Malaysia has put off plans to announce an economic stimulus package while the government assesses the potential impact from the Iraq war and a deadly new flu-like virus sweeping parts of Asia.
The government had previously said it would announce the package on Monday, which some economists speculated would contain up to five billion ringgit ($1.3 billion) of extra spending to bolster a slowing economy.
Malaysia, one of the world's top 20 trading nations and a popular tourist destination, stands to lose from any drawn out war or global health scare and needs to offset the effects.
But with the world economy cast in increasing uncertainty, the government wants to avoid going public with a package that could be deemed either insufficient to meet the challenge or one that could put an unnecessary burden on the fiscal deficit.
Just last week, central Bank Negara forecast GDP growth of 4.5% this year _ a climbdown from the government's earlier optimistic expectations of 6.0-6.5%.
But with the Severe Acute Respiratory Syndrome (Sars) sweeping Asia knocking at Malaysia's door, even the most recent forecast could be outdated as economists lower their sights all around the region.
There have been no confirmed Sars cases here as of yesterday, but there have been a number of cases registered in Singapore and a heavy toll in Hong Kong and China, where many of Malaysia's large ethnic Chinese minority have strong family and business ties.
This is the third time the package has been put back. It was first to be announced in late February, but then the date was moved to late March, and then to April 7.
One official said the announcement was now put back until May, while another said there was no definite date.
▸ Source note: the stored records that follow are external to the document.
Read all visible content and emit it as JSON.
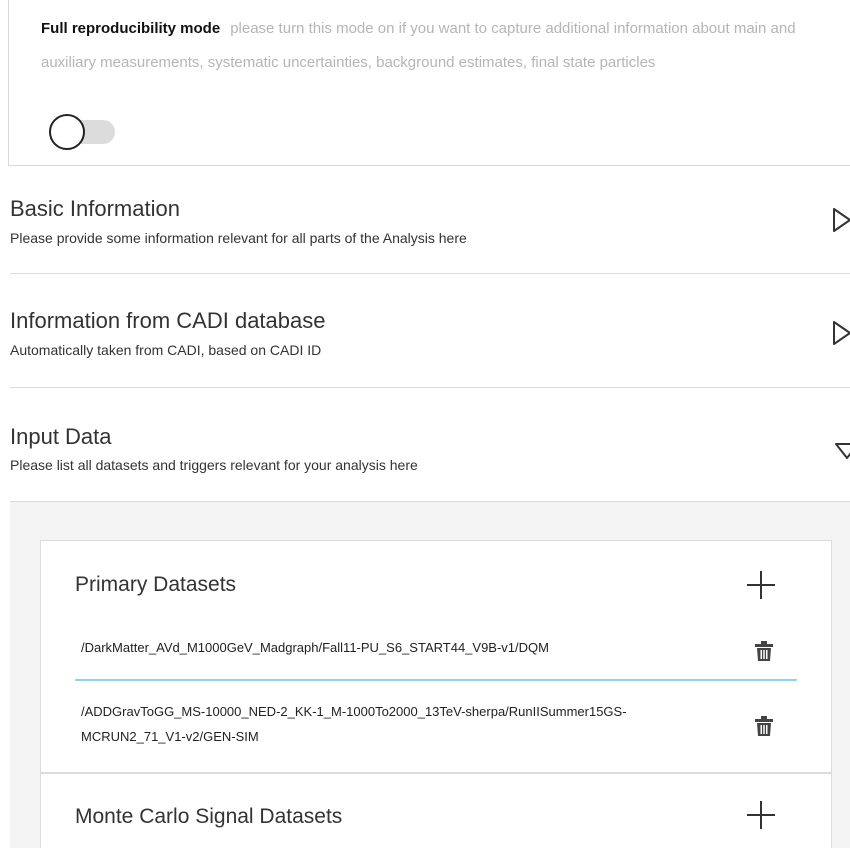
{
  "repro_mode": {
    "title": "Full reproducibility mode",
    "description": "please turn this mode on if you want to capture additional information about main and auxiliary measurements, systematic uncertainties, background estimates, final state particles",
    "toggle_on": false
  },
  "sections": [
    {
      "title": "Basic Information",
      "subtitle": "Please provide some information relevant for all parts of the Analysis here",
      "expanded": false
    },
    {
      "title": "Information from CADI database",
      "subtitle": "Automatically taken from CADI, based on CADI ID",
      "expanded": false
    },
    {
      "title": "Input Data",
      "subtitle": "Please list all datasets and triggers relevant for your analysis here",
      "expanded": true
    }
  ],
  "input_data": {
    "primary_datasets": {
      "title": "Primary Datasets",
      "items": [
        "/DarkMatter_AVd_M1000GeV_Madgraph/Fall11-PU_S6_START44_V9B-v1/DQM",
        "/ADDGravToGG_MS-10000_NED-2_KK-1_M-1000To2000_13TeV-sherpa/RunIISummer15GS-MCRUN2_71_V1-v2/GEN-SIM"
      ]
    },
    "mc_signal_datasets": {
      "title": "Monte Carlo Signal Datasets"
    }
  },
  "icons": {
    "expand": "triangle-right-icon",
    "collapse": "triangle-down-icon",
    "add": "plus-icon",
    "delete": "trash-icon"
  }
}
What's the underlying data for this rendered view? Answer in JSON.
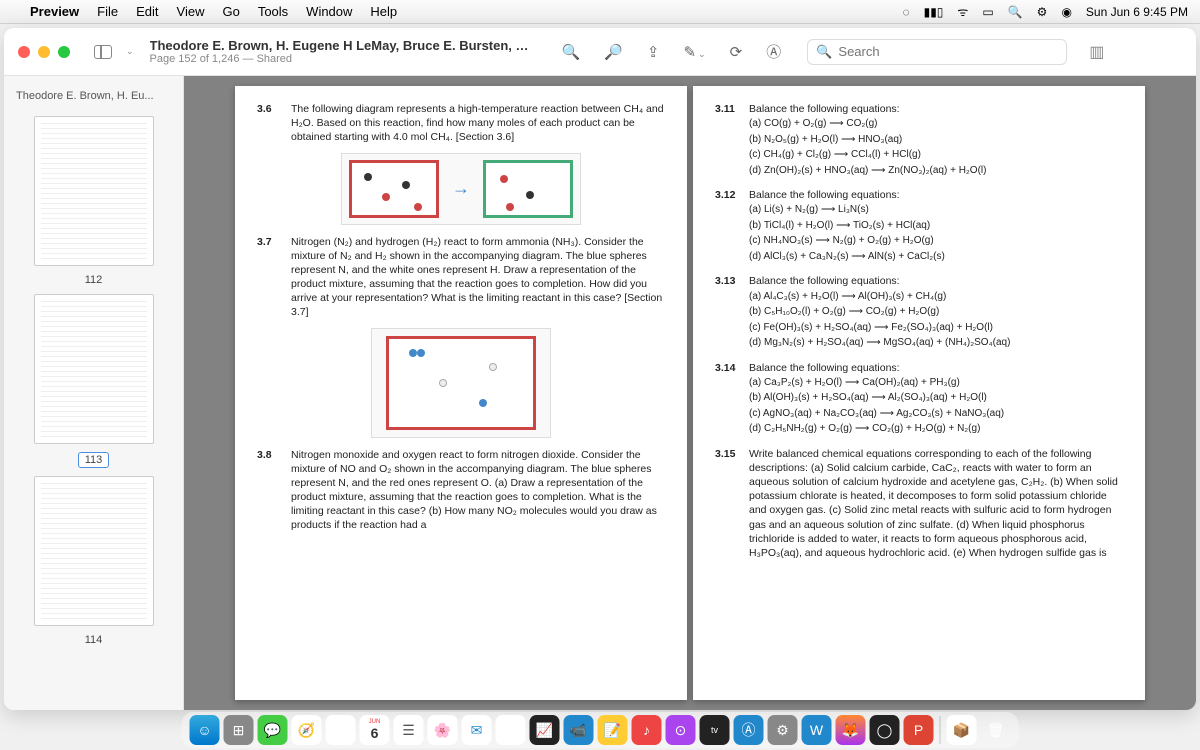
{
  "menubar": {
    "app": "Preview",
    "items": [
      "File",
      "Edit",
      "View",
      "Go",
      "Tools",
      "Window",
      "Help"
    ],
    "clock": "Sun Jun 6  9:45 PM"
  },
  "titlebar": {
    "doc_title": "Theodore E. Brown, H. Eugene H LeMay, Bruce E. Bursten, Cather...",
    "doc_sub": "Page 152 of 1,246 — Shared",
    "search_placeholder": "Search"
  },
  "sidebar": {
    "label": "Theodore E. Brown, H. Eu...",
    "pages": [
      "112",
      "113",
      "114"
    ]
  },
  "left_page": {
    "p36": {
      "num": "3.6",
      "text": "The following diagram represents a high-temperature reaction between CH₄ and H₂O. Based on this reaction, find how many moles of each product can be obtained starting with 4.0 mol CH₄. [Section 3.6]"
    },
    "p37": {
      "num": "3.7",
      "text": "Nitrogen (N₂) and hydrogen (H₂) react to form ammonia (NH₃). Consider the mixture of N₂ and H₂ shown in the accompanying diagram. The blue spheres represent N, and the white ones represent H. Draw a representation of the product mixture, assuming that the reaction goes to completion. How did you arrive at your representation? What is the limiting reactant in this case? [Section 3.7]"
    },
    "p38": {
      "num": "3.8",
      "text": "Nitrogen monoxide and oxygen react to form nitrogen dioxide. Consider the mixture of NO and O₂ shown in the accompanying diagram. The blue spheres represent N, and the red ones represent O. (a) Draw a representation of the product mixture, assuming that the reaction goes to completion. What is the limiting reactant in this case? (b) How many NO₂ molecules would you draw as products if the reaction had a"
    }
  },
  "right_page": {
    "p311": {
      "num": "3.11",
      "text": "Balance the following equations:",
      "items": [
        "(a)  CO(g) + O₂(g)  ⟶  CO₂(g)",
        "(b)  N₂O₅(g) + H₂O(l)  ⟶  HNO₃(aq)",
        "(c)  CH₄(g) + Cl₂(g)  ⟶  CCl₄(l) + HCl(g)",
        "(d)  Zn(OH)₂(s) + HNO₃(aq)  ⟶  Zn(NO₃)₂(aq) + H₂O(l)"
      ]
    },
    "p312": {
      "num": "3.12",
      "text": "Balance the following equations:",
      "items": [
        "(a)  Li(s) + N₂(g)  ⟶  Li₃N(s)",
        "(b)  TiCl₄(l) + H₂O(l)  ⟶  TiO₂(s) + HCl(aq)",
        "(c)  NH₄NO₃(s)  ⟶  N₂(g) + O₂(g) + H₂O(g)",
        "(d)  AlCl₃(s) + Ca₃N₂(s)  ⟶  AlN(s) + CaCl₂(s)"
      ]
    },
    "p313": {
      "num": "3.13",
      "text": "Balance the following equations:",
      "items": [
        "(a)  Al₄C₃(s) + H₂O(l)  ⟶  Al(OH)₃(s) + CH₄(g)",
        "(b)  C₅H₁₀O₂(l) + O₂(g)  ⟶  CO₂(g) + H₂O(g)",
        "(c)  Fe(OH)₃(s) + H₂SO₄(aq)  ⟶  Fe₂(SO₄)₃(aq) + H₂O(l)",
        "(d)  Mg₃N₂(s) + H₂SO₄(aq)  ⟶  MgSO₄(aq) + (NH₄)₂SO₄(aq)"
      ]
    },
    "p314": {
      "num": "3.14",
      "text": "Balance the following equations:",
      "items": [
        "(a)  Ca₃P₂(s) + H₂O(l)  ⟶  Ca(OH)₂(aq) + PH₃(g)",
        "(b)  Al(OH)₃(s) + H₂SO₄(aq)  ⟶  Al₂(SO₄)₃(aq) + H₂O(l)",
        "(c)  AgNO₃(aq) + Na₂CO₃(aq)  ⟶  Ag₂CO₃(s) + NaNO₃(aq)",
        "(d)  C₂H₅NH₂(g) + O₂(g)  ⟶  CO₂(g) + H₂O(g) + N₂(g)"
      ]
    },
    "p315": {
      "num": "3.15",
      "text": "Write balanced chemical equations corresponding to each of the following descriptions: (a) Solid calcium carbide, CaC₂, reacts with water to form an aqueous solution of calcium hydroxide and acetylene gas, C₂H₂. (b) When solid potassium chlorate is heated, it decomposes to form solid potassium chloride and oxygen gas. (c) Solid zinc metal reacts with sulfuric acid to form hydrogen gas and an aqueous solution of zinc sulfate. (d) When liquid phosphorus trichloride is added to water, it reacts to form aqueous phosphorous acid, H₃PO₃(aq), and aqueous hydrochloric acid. (e) When hydrogen sulfide gas is"
    }
  },
  "dock": {
    "cal_month": "JUN",
    "cal_day": "6",
    "tv_label": "tv"
  }
}
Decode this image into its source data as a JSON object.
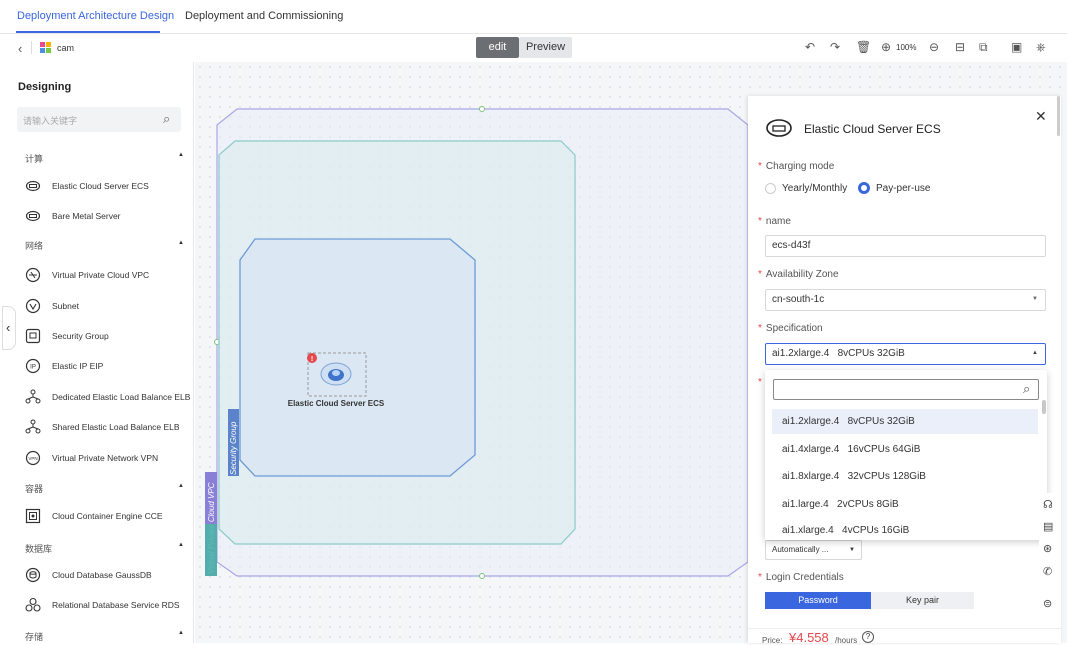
{
  "tabs": [
    {
      "label": "Deployment Architecture Design",
      "active": true
    },
    {
      "label": "Deployment and Commissioning",
      "active": false
    }
  ],
  "toolbar": {
    "back_icon": "chevron-left-icon",
    "project_name": "cam",
    "mode_edit": "edit",
    "mode_preview": "Preview",
    "zoom": "100%"
  },
  "sidebar": {
    "heading": "Designing",
    "search_placeholder": "请输入关键字",
    "categories": [
      {
        "label": "计算",
        "items": [
          "Elastic Cloud Server ECS",
          "Bare Metal Server"
        ]
      },
      {
        "label": "网络",
        "items": [
          "Virtual Private Cloud VPC",
          "Subnet",
          "Security Group",
          "Elastic IP EIP",
          "Dedicated Elastic Load Balance ELB",
          "Shared Elastic Load Balance ELB",
          "Virtual Private Network VPN"
        ]
      },
      {
        "label": "容器",
        "items": [
          "Cloud Container Engine CCE"
        ]
      },
      {
        "label": "数据库",
        "items": [
          "Cloud Database GaussDB",
          "Relational Database Service RDS"
        ]
      },
      {
        "label": "存储",
        "items": []
      }
    ]
  },
  "canvas": {
    "vpc_label": "Virtual Private Cloud VPC",
    "subnet_label": "Subnet",
    "sg_label": "Security Group",
    "node_label": "Elastic Cloud Server ECS",
    "node_badge": "!"
  },
  "panel": {
    "title": "Elastic Cloud Server ECS",
    "charging_label": "Charging mode",
    "charging_options": [
      "Yearly/Monthly",
      "Pay-per-use"
    ],
    "charging_selected": "Pay-per-use",
    "name_label": "name",
    "name_value": "ecs-d43f",
    "az_label": "Availability Zone",
    "az_value": "cn-south-1c",
    "spec_label": "Specification",
    "spec_value": "ai1.2xlarge.4   8vCPUs 32GiB",
    "spec_options": [
      "ai1.2xlarge.4   8vCPUs 32GiB",
      "ai1.4xlarge.4   16vCPUs 64GiB",
      "ai1.8xlarge.4   32vCPUs 128GiB",
      "ai1.large.4   2vCPUs 8GiB",
      "ai1.xlarge.4   4vCPUs 16GiB"
    ],
    "auto_select": "Automatically ...",
    "login_label": "Login Credentials",
    "login_tabs": [
      "Password",
      "Key pair"
    ],
    "price_label": "Price:",
    "price_value": "¥4.558",
    "price_unit": "/hours"
  },
  "colors": {
    "accent": "#3a66e0",
    "danger": "#e5484d"
  }
}
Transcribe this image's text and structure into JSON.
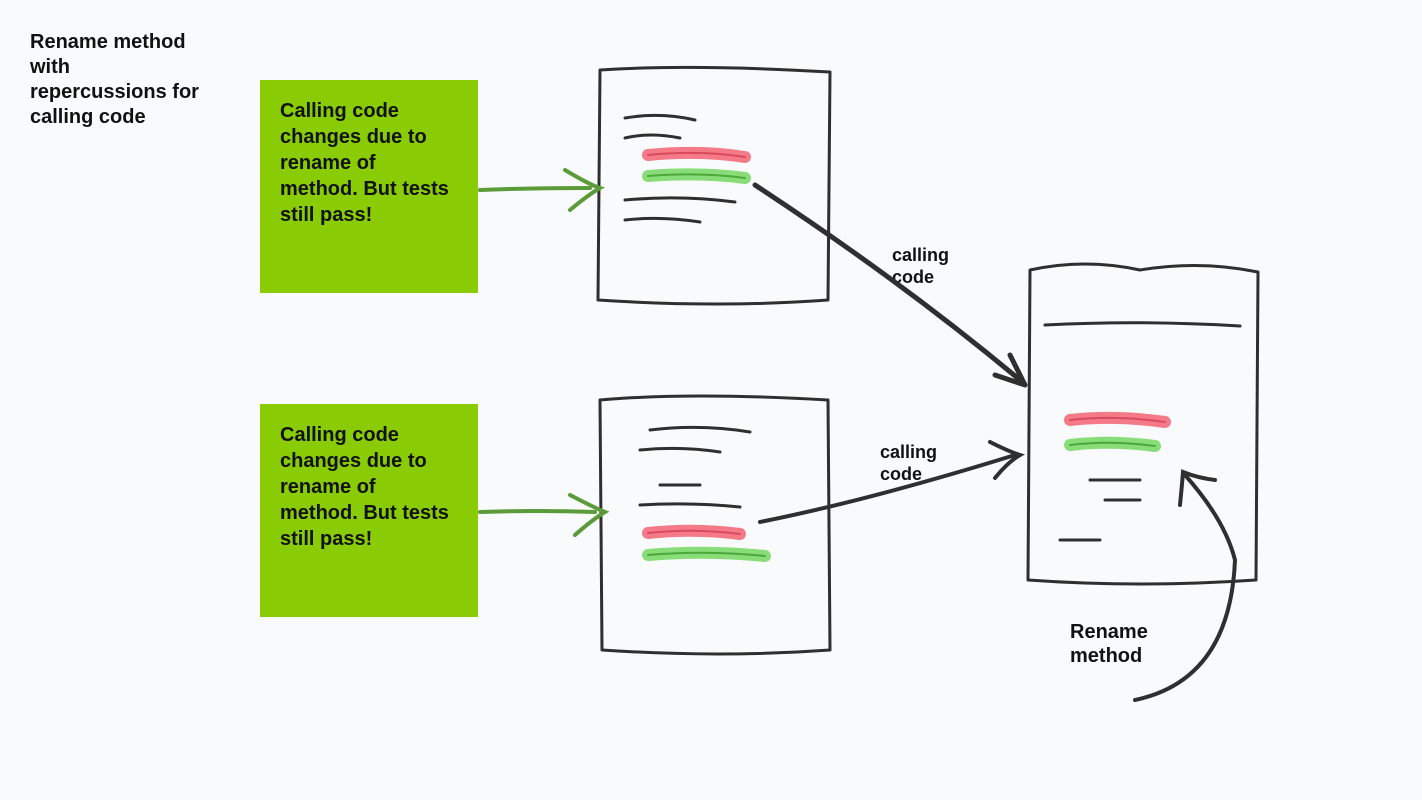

``At first we thought it was going to be a short, quick war. Now we have to re-look at the whole package again,'' said one of the officials after the high-level meeting yesterday at which the decision was taken to hold fire.
P.K. Basu, regional economist at Credit Suisse First Boston in Singapore, said the government had done the right thing by not going ahead with Monday's announcement given the uncertainties.
``It would have been singularly bad timing.''
But, it has not been all being bad news recently. Malaysia's economy earned two good reviews this week.
Moody's Investors Services, in an upbeat annual report, stressed Malaysia's strong external position and noted the ability of its all-important electronics and electrical manufacturing sector to ride out volatility in global demand.
And US investment bank Merrill Lynch gave another boost by tagging Malaysia the most attractive equity market in Asia after India, and raising its weighting for the country to ``overweight'' from ``market weight''.
Merrill said interesting stocks included leisure and casino company Genting Bhd, mobile phone operator Maxis Communications Bhd and conglomerate Sime Darby Bhd.
But the Sars scare put Genting shares under a cloud along with the rest of the tourism sector.
Last year, the sector catered for over 13 million visitors who spent more than 25 billion ringgit ($6.58 billion). Tourism contributed 42.6 billion ringgit to GDP in 2002, accounting for some 19%.
But, the virus could be bad news for the entire services sector, which last year grew 4.5% to make up 57% of GDP.